This time of year kicks my ass. Interviewing applicants, twenty, thirty, forty of them, reaching and scheduling and inviting and welcoming and listening and explaining and testing and reassuring and then, hardest of all, choosing. It’s difficult to imagine a privilege greater than sitting down to hear someone’s story, the losses, the yearnings, the very hard things that kept them from what they wanted. They arrive with tattoos down their arms and onto their fingers, or in a nice blouse they clearly wore for the occasion, or with young children trailing behind to be entertained by cell phones while we talk. They laugh or fall silent with shyness or sometimes cry and cry. And it is an act of attention, of holding space, to be there with them, to really be present. And it tires. And so yesterday afternoon I stepped away early, came home, put on stretchy pants and lay down. When I woke two hours later the cat was snoozing at my feet. I ate tuna salad, cleared my in-box, watched Chopped, and went back to bed. This morning puttering in pajama pants I set tomatoes to roast at low temperature for three hours. They will turn sweet, so sweet, so slow and so sweet.
July 23, 2015
We strung the balloons. We filled the coolers with ice. We laid out plates and forks and weighted the napkins under bottles of ketchup. We cleared enough books from the shelves that nothing is left stacked, and we laid them on end on a table for choosing. We bought hot dogs sealed in plastic and sunscreen and insect repellent. We greeted Michael in his orange hat and watched him pile charcoal in a chimney for the grill. We waited. They came. They came with children and dogs and sisters and cousins. They came with memories and nervousness and for a quick spin or the whole day. They looked for people they knew. They hugged us hello and hugged us goodbye. Their children played in the water and came back slick and cool. The sun climbed high in the sky and the temperatures rose. The park grew busy and full. The hotdogs were eaten, one by one. We packed up. We thanked our volunteers, left behind a few cakes for the group behind us. We retreated to the air conditioning. We counted our numbers. We slept.

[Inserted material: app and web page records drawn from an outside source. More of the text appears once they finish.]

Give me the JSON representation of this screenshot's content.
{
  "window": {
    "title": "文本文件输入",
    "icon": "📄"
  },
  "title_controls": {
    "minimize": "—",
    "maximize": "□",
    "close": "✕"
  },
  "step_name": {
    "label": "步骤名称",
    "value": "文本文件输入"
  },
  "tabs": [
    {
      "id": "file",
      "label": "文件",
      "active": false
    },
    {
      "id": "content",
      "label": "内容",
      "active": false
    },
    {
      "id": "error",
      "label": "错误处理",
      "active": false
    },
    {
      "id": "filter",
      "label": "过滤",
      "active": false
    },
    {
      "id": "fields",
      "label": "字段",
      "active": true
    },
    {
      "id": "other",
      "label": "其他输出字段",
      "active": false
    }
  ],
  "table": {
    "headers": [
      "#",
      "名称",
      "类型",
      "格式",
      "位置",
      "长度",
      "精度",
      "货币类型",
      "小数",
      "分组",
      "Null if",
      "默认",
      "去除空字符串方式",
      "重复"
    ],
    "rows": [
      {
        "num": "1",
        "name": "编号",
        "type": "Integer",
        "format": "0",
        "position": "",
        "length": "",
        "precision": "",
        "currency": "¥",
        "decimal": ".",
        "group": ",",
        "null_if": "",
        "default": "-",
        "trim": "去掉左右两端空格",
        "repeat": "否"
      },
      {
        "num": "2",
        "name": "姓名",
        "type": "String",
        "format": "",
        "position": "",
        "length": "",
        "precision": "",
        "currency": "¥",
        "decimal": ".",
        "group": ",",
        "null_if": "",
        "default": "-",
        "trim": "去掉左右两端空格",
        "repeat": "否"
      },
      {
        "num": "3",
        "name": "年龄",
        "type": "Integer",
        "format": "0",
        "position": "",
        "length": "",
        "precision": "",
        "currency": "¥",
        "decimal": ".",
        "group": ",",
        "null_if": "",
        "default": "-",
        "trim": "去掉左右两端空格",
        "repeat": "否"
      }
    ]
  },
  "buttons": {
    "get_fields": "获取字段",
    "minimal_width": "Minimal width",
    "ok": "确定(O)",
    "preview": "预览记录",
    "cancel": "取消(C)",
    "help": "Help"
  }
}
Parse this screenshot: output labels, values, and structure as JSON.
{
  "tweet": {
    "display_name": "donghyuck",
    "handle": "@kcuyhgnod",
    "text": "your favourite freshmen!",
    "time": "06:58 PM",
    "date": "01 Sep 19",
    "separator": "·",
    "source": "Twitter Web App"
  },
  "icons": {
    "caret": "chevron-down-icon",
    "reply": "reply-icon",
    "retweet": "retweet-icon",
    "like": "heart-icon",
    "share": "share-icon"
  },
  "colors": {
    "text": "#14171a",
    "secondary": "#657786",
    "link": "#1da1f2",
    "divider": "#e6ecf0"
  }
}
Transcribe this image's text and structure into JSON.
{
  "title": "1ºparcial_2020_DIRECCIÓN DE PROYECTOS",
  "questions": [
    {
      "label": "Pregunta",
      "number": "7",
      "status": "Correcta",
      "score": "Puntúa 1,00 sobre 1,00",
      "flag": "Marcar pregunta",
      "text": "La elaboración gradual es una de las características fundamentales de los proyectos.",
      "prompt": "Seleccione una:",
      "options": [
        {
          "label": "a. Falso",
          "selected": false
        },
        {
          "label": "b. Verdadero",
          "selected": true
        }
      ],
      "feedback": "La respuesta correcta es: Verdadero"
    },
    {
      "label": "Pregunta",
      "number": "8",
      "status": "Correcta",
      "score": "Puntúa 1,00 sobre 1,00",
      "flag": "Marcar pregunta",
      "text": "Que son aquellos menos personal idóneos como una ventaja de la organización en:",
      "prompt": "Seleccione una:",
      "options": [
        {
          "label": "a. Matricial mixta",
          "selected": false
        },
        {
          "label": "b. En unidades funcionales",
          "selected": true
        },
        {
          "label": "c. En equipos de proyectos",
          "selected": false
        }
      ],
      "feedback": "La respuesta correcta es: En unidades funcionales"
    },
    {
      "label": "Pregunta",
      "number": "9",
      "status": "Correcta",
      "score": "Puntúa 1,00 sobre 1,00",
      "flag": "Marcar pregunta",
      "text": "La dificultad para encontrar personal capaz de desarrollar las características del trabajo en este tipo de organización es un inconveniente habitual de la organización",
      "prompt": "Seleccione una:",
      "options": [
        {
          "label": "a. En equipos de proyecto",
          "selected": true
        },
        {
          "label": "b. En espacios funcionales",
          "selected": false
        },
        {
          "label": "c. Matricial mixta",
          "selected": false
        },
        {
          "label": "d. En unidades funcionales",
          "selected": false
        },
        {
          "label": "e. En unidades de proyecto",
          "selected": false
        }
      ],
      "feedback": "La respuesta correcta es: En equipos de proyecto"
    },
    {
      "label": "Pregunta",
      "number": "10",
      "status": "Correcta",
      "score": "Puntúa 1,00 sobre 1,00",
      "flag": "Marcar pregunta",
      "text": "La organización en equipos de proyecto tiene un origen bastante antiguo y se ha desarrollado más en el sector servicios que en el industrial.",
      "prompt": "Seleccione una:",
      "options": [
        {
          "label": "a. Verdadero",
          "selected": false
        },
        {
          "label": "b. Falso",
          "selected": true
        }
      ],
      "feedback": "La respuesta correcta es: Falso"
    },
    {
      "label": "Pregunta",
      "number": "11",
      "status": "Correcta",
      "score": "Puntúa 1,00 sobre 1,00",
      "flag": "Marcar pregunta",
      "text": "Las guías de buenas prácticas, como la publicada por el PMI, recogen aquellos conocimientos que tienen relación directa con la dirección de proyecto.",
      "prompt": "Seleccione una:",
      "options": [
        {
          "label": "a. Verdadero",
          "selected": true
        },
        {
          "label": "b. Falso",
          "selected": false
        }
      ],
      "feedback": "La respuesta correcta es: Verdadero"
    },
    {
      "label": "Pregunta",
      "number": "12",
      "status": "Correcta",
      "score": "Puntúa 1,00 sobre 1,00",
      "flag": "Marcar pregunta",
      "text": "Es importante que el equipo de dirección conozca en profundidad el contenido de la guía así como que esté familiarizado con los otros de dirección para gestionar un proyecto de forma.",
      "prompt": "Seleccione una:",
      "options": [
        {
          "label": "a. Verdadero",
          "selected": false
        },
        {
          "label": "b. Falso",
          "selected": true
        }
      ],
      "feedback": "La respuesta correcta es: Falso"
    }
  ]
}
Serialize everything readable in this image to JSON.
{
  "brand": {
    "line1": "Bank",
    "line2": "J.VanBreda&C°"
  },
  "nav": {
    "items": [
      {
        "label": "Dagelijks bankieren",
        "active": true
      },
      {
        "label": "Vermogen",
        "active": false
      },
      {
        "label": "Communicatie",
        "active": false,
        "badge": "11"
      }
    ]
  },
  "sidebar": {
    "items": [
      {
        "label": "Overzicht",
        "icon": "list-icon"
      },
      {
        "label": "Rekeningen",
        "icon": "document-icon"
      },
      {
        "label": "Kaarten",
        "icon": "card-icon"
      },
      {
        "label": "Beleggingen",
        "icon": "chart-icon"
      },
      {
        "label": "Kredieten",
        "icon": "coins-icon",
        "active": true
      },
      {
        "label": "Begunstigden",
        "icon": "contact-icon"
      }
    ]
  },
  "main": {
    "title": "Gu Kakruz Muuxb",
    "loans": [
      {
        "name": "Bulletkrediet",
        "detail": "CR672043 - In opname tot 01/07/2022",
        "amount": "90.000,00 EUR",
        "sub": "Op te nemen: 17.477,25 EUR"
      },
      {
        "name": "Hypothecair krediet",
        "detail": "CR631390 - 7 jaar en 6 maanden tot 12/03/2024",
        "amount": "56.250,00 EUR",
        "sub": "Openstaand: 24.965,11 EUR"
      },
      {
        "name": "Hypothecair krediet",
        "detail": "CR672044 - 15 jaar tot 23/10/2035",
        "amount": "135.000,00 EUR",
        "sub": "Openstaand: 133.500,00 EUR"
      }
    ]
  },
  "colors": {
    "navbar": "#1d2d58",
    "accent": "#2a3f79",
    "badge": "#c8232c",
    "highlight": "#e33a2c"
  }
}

June 13, 2015
Because those busy, busy weeks were still full of images, full of stories I didn’t get a chance to capture.
Life on the Road
At the Clemente Directors’ Meeting at Bard College. Kind, smart, passionate people. A landscape that sits in my bones. A weekend to connect to the things that matter to me about my work. And a visit with Phil.
Life at Home
Life In Between
So I find myself on the other side. Weeks of work and travel and endings and goodbyes and then that long day that culminated in a standing ovation for our students who had finally finished, who had done it all and wore caps and gowns and red medals I placed around their necks. It was over. The hugging and the racing and the planning and the doing. At my desk in the next morning I was bleary, puttering through simple tasks, talking nonsense with Amelia as we struggled to stay in the office long enough to look respectable. And then I headed home. By the mailbox, gulf fritillaries hovered near the Gregg’s mist. The air was thick, the winds gusty with another storm blowing in. And yet this butterfly landed on the lavender flower and stayed. And then, when it had its fill, it fluttered away.
May 19, 2015
When I woke in the morning, 6am, I thought, It’s a free-for-all. It’ll never work. This is the year it all implodes. Maybe I think it every year, the tiny pieces impossible to hold all at once. How many platters of cheese? Are the programs on the seats? Do the medals go on the podium or a table to the side? Will there be parking? Will we overflow? Will no one show? So many things to go wrong that I forget what can go right. Here are 21 graduates on the stage: black gowns, mortarboards, red tassel hanging to one side. Here are the people who came out to cheer them. Here are music and applause and a hand to help us up the stairs. Here are speeches and congratulations. Here pride. Here accomplishment. Here such joy. Really, such joy.
May 18, 2015